Let’s start with a little background, Masoko ward has an estimated population of 10,425 people. The families here live together in approximately 2,633 households, but are fairly geographically scattered. Masoko ward is rural, isolated and marked by steep ravines and streams, making it fairly difficult to get around. 4,501 of the residents in the ward are children and Africa Bridge classified 1,782 of them as Most Vulnerable during their transit walk. That’s almost 40% of all kids, which is unusually high compared to Tanzania’s national average (about 11%).
Since Africa Bridge has begun working within these communities, together with the care-takers of Most Vulnerable Children, we’ve been able to start 24 cooperatives that have been in operation now for 2 to 5 years! And that means 481 members in the maize, cow and avocado co-ops are caring for 1,157 Most Vulnerable Children.
At a recent quarterly meeting with Africa Bridge staff and the maize co-op owners, they discussed some of the accomplishments as well as the obstacles that they’ve faced in this past quarter. Some of the co-op members also reported that they had started harvesting their crops for the year, which is always good news! And, the avocado co-ops are also doing well, as Africa Bridge staff shared after their quarterly meeting.
Our staff also met with the cow co-op members, who thankfully reported that their cows continue to receive visits (and treatment if needed) from to para-vets, to help their cows stay healthy! Additionally, many of the cows are now delivering their third calves, which are going to be donated to the Most Vulnerable Children’s Committees. And, the co-op members also decided to join the Rungwe Milk Collection and Cooling Cooperative, which is selling their milk to a yogurt factory in Iringa. That should ensure a steady supply of milk sales!

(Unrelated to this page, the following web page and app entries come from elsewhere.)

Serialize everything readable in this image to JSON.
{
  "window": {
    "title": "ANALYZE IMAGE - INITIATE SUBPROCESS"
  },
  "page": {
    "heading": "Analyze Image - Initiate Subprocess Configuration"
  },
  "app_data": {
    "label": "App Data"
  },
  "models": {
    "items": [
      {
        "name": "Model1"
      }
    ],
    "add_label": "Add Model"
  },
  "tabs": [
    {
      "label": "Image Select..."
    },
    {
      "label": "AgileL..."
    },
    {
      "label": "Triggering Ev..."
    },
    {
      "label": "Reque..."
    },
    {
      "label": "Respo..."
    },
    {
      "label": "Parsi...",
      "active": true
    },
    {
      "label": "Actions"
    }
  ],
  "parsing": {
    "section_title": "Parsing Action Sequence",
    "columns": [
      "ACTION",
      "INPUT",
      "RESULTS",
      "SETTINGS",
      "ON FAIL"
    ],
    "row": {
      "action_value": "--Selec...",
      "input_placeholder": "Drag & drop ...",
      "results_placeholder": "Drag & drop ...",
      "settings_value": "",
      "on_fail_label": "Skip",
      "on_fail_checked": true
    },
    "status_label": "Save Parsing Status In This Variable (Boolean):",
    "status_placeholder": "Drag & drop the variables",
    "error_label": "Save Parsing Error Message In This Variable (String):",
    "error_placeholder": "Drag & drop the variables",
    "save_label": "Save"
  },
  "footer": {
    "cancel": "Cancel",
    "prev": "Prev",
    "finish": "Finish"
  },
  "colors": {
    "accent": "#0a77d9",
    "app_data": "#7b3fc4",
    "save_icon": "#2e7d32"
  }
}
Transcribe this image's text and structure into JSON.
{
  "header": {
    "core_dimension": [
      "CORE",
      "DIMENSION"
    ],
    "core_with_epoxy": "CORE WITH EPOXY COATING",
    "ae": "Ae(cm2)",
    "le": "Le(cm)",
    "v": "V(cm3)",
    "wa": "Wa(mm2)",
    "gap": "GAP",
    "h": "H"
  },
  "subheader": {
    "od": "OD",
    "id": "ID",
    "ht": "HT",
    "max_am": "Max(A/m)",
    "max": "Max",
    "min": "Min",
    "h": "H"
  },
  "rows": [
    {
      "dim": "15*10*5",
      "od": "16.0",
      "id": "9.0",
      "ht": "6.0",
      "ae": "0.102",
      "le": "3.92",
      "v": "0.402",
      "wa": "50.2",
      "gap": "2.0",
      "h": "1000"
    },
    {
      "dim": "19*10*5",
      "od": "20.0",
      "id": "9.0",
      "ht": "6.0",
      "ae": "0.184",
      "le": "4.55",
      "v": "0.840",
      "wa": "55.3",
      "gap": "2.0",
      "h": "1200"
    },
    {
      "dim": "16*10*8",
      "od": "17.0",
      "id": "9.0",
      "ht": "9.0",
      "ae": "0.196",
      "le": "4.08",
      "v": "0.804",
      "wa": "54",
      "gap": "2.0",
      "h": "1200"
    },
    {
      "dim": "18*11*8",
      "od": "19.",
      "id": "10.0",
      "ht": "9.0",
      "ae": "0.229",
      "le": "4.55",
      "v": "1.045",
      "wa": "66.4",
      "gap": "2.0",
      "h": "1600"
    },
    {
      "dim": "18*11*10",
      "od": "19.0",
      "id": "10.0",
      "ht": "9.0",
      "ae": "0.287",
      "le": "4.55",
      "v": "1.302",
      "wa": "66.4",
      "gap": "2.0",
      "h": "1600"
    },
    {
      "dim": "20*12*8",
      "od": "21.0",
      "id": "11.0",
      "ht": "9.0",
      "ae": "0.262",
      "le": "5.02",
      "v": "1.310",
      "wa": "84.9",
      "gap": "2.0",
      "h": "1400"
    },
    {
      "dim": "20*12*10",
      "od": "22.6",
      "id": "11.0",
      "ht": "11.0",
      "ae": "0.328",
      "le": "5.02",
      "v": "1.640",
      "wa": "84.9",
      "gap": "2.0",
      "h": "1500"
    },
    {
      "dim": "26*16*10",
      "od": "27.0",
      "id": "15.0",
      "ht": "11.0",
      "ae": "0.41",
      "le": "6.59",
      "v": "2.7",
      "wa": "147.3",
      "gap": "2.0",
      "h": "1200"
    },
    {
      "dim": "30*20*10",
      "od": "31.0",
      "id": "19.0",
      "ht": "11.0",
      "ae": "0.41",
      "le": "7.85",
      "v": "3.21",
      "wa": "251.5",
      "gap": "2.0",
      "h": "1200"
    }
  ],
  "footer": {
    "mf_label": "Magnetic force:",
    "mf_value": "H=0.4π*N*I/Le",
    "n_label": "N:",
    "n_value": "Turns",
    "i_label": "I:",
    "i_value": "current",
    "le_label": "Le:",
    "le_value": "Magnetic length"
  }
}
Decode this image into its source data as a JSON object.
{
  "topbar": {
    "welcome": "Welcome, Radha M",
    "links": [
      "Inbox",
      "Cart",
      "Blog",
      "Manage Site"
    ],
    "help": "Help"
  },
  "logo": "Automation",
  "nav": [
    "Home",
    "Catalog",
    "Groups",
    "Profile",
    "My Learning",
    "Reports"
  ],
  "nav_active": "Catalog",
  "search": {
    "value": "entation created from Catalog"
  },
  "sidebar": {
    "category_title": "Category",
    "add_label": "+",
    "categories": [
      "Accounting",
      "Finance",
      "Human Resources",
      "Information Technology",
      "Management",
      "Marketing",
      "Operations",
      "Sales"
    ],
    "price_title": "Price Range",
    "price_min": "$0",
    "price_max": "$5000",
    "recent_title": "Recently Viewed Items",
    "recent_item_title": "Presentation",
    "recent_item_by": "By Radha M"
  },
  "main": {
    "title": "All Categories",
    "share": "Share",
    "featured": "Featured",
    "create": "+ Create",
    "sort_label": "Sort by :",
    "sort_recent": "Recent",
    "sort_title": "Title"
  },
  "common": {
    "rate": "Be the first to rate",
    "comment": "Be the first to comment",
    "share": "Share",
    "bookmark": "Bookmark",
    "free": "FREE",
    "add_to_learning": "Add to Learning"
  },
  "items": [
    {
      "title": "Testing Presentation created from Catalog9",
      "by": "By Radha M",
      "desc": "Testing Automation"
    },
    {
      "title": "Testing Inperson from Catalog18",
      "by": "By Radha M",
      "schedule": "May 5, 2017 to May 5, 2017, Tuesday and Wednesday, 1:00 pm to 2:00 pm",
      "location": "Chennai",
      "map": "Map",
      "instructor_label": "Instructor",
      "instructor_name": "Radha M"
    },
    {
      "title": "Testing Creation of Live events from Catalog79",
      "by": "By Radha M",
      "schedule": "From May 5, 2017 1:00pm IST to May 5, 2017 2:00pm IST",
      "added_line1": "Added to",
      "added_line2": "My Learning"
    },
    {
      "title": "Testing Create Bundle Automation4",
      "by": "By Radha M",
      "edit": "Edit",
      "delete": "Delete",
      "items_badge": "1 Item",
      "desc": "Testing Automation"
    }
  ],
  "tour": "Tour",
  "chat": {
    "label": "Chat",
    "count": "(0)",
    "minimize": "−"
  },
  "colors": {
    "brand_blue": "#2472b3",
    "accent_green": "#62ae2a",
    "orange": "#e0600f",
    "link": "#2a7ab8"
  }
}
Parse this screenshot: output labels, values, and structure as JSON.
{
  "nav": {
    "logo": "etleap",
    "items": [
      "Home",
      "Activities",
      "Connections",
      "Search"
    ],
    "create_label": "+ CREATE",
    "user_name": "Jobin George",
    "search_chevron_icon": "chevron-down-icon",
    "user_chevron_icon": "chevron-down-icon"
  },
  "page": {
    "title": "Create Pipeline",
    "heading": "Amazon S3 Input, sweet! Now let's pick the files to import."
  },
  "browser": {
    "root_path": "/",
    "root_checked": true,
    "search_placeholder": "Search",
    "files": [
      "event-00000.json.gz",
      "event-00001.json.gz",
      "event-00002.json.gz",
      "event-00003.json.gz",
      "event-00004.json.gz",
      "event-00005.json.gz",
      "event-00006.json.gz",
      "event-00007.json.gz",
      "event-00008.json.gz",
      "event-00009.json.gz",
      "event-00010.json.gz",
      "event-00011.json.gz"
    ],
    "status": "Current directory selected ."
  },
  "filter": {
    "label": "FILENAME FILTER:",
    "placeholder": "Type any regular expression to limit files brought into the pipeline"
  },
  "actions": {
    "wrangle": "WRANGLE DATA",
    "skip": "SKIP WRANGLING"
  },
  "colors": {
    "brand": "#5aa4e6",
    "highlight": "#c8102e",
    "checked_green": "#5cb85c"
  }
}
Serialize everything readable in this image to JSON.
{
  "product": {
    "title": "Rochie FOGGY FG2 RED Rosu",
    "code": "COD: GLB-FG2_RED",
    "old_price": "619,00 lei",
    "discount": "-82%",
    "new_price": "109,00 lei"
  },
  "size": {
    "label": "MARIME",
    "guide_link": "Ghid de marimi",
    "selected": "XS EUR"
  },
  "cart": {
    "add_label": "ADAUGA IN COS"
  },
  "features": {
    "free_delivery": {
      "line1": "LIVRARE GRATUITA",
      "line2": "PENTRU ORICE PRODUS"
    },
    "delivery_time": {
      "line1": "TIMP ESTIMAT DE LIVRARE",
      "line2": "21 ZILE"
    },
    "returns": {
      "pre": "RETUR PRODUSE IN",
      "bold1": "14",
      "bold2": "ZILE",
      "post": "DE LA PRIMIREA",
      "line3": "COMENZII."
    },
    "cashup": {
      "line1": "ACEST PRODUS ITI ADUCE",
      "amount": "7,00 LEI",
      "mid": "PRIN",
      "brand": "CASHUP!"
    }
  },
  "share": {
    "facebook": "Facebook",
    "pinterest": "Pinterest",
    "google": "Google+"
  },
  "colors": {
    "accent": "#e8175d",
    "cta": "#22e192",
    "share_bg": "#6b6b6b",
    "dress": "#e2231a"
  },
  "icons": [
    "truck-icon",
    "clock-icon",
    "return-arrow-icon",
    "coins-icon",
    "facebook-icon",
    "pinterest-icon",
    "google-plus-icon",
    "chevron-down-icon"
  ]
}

As you may have read about Mpombo Ward last week, Africa Bridge has also undertaken a tree planting project with the Rungwe District Natural Resource Officer in Masoko ward. Here 460 cheerful school children helped to plant and astounding 4,000 trees!
And of course the Most Vulnerable Children’s Committees have also been very busy. The 88 volunteers have managed to serve 736 Most Vulnerable Children this quarter, and also provided 72 with new school uniforms.
We’re humbled to witness these positive changes in Masoko Ward. And it’s also wonderful to see that the co-op members and volunteers moving towards complete self-sufficiency– requiring less and less support from Africa Bridge. Thanks for all your continued perseverance, strength and hard work to make these changes happen!